9. This prohibition is also relevant to the custom of placing bread for the birds on Shabbat Shirah. For reasons behind this custom, see Aruch Hashulchan OC 324:3 and She’arim HaMetzuyanim BeHalachah 87:8. Among those who criticized this practice were the Magen Avraham (324:7); Rabbi Yaakov Emden (Siddur, Sha’ar Hagai, no. 7, p. 371 in 5664 ed.; who called the practice “foolish and prohibited”); Shulchan Aruch Harav (OC 324:8); Kitzur Shulchan Aruch 87:18; Chazon Ish (Orchat Rabbeinu, Shabbat 201, vol. 1, p. 152); Rabbi Chaim Kanievsky (Shoneh Halachot 324:12); and the Mishnah Berurah 324:31. Shemirat Shabbat Kehilchatah (27:21) is also against it, but offers a way to avoid the problem. The author suggests that one may shake out a tablecloth outdoors (in a place with an eruv), even if doing so will allow the birds to get the crumbs. However, the Maharsham (Da’at Torah 324); Aruch Hashulchan (324:3) and She’arim HaMetzuyanim BeHalachah (87:8) justify the practice of feeding the birds. Tzitz Eliezer (14:28) notes that placing food for birds on Shabbat Shirah is an old Yerushalmi custom practiced by distinguished individuals and should not be challenged.

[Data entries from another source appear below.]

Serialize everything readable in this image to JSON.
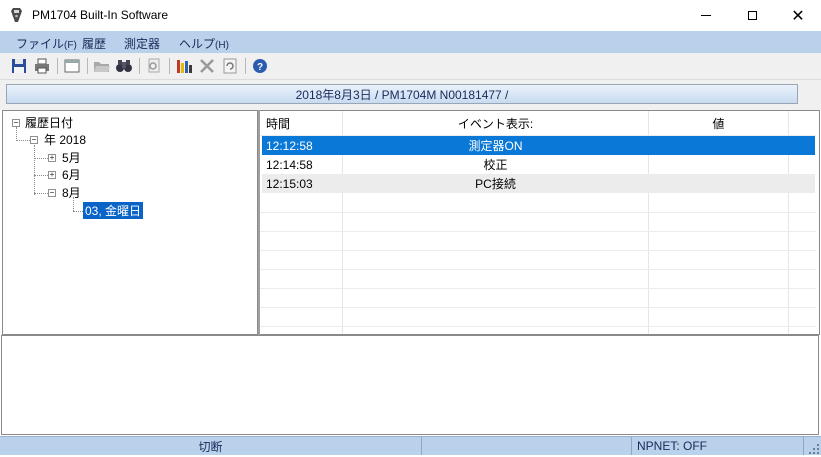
{
  "window": {
    "title": "PM1704 Built-In Software",
    "close_glyph": "✕"
  },
  "menu": [
    {
      "label": "ファイル",
      "accel": "(F)"
    },
    {
      "label": "履歴",
      "accel": ""
    },
    {
      "label": "測定器",
      "accel": ""
    },
    {
      "label": "ヘルプ",
      "accel": "(H)"
    }
  ],
  "toolbar": {
    "icons": [
      "save-icon",
      "print-icon",
      "new-window-icon",
      "open-folder-icon",
      "find-icon",
      "print-preview-icon",
      "chart-icon",
      "delete-icon",
      "refresh-icon",
      "help-icon"
    ]
  },
  "info_bar": {
    "text": "2018年8月3日 / PM1704M N00181477 /"
  },
  "tree": {
    "root": "履歴日付",
    "year": "年 2018",
    "months": [
      "5月",
      "6月",
      "8月"
    ],
    "day": "03, 金曜日",
    "expand_glyph": "+",
    "collapse_glyph": "−"
  },
  "events": {
    "columns": [
      "時間",
      "イベント表示:",
      "値"
    ],
    "rows": [
      {
        "time": "12:12:58",
        "event": "測定器ON",
        "value": "",
        "selected": true
      },
      {
        "time": "12:14:58",
        "event": "校正",
        "value": "",
        "selected": false
      },
      {
        "time": "12:15:03",
        "event": "PC接続",
        "value": "",
        "selected": false
      }
    ]
  },
  "status": {
    "connection": "切断",
    "npnet": "NPNET: OFF"
  },
  "colors": {
    "menu_bg": "#b9d1ea",
    "selection": "#0a78d7",
    "tree_selection": "#0a64c8"
  }
}
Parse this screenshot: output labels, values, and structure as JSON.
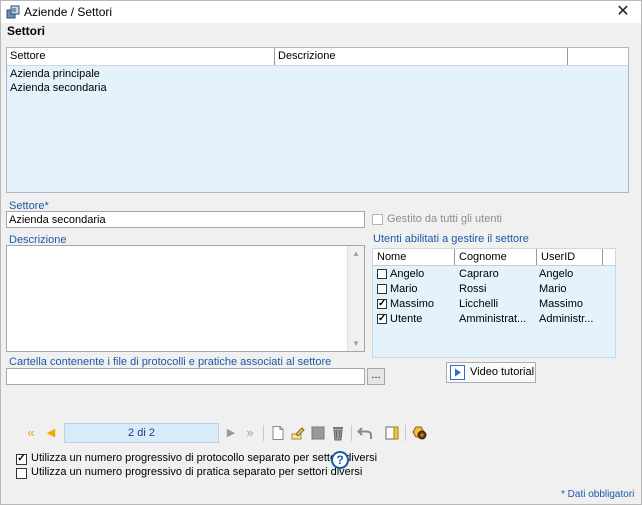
{
  "window": {
    "title": "Aziende / Settori",
    "close_glyph": "✕"
  },
  "section_title": "Settori",
  "sectors_grid": {
    "columns": [
      "Settore",
      "Descrizione"
    ],
    "rows": [
      {
        "settore": "Azienda principale",
        "descrizione": ""
      },
      {
        "settore": "Azienda secondaria",
        "descrizione": ""
      }
    ]
  },
  "form": {
    "settore_label": "Settore*",
    "settore_value": "Azienda secondaria",
    "gestito_label": "Gestito da tutti gli utenti",
    "gestito_checked": false,
    "descrizione_label": "Descrizione",
    "descrizione_value": "",
    "utenti_label": "Utenti abilitati a gestire il settore",
    "cartella_label": "Cartella contenente i file di protocolli e pratiche associati al settore",
    "cartella_value": "",
    "browse_label": "...",
    "video_label": "Video tutorial"
  },
  "users_table": {
    "columns": [
      "Nome",
      "Cognome",
      "UserID"
    ],
    "rows": [
      {
        "checked": false,
        "nome": "Angelo",
        "cognome": "Capraro",
        "userid": "Angelo"
      },
      {
        "checked": false,
        "nome": "Mario",
        "cognome": "Rossi",
        "userid": "Mario"
      },
      {
        "checked": true,
        "nome": "Massimo",
        "cognome": "Licchelli",
        "userid": "Massimo"
      },
      {
        "checked": true,
        "nome": "Utente",
        "cognome": "Amministrat...",
        "userid": "Administr..."
      }
    ]
  },
  "toolbar": {
    "pager_text": "2 di 2",
    "icons": [
      "first-icon",
      "prev-icon",
      "next-icon",
      "last-icon",
      "new-icon",
      "edit-icon",
      "save-icon",
      "delete-icon",
      "undo-icon",
      "notes-icon",
      "search-icon"
    ]
  },
  "options": {
    "protocollo_label": "Utilizza un numero progressivo di protocollo separato per settori diversi",
    "protocollo_checked": true,
    "pratica_label": "Utilizza un numero progressivo di pratica separato per settori diversi",
    "pratica_checked": false,
    "help_glyph": "?"
  },
  "footer_note": "* Dati obbligatori",
  "colors": {
    "label_blue": "#1a5aa8",
    "grid_bg": "#e4f3fb",
    "pager_bg": "#d8ebf9",
    "arrow_gold": "#f0a800"
  }
}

Note that despite all those who defend the Shabbat Shirah practice, no one defends feeding the fish during tashlich.
10. Details regarding feeding animals on Shabbat and yom tov can be found in Shemirat Shabbat Kehilchatah 27:21-23.
11. By Lauterbach.
12. Ibid., pp. 230-237, 239.
13. Ibid., p. 320.
14. This custom, using wheat in lieu of legumes, was actually practiced by a segment of Egyptian Jewry until just several decades ago.
15. Eliyahu Rabba (596:3, cited in Ta’amei Haminhagim) gives a kabbalistic reason for the shaking. He says it is to shake off the kelipot that adhere to us because of our sins.
16. See Yalkut Yosef, vol. 5 (Moadim, Hanhagot Yom R”H: 12, p. 34) for a summary of Rabbi Ovadiah Yosef ’s opinion as to when to say it on Shabbat, and Yabia Omer (ibid) for a complete survey of the sources on the subject. Kaf HaChaim 583:31 brings sources on both sides of the issue and then says that the custom in Jerusalem is to say it on Shabbat.
17. Ma’aseh Rav 209 and note from Tosefet Ma’aseh Rav, 202:60. Many who generally follow the customs of the Gra nevertheless do perform tashlich (Moshe Harari, Mikra’ei Kodesh, Hilchot R”H, chap. 14, end of note 4).
18. Similar sentiments are found in Elef Hamagen (583:7).
19. I found no sources explicitly against tashlich, just sources that ignore it.
Reprinted from JEWISH ACTION Magazine, Fall 5768/2007 issue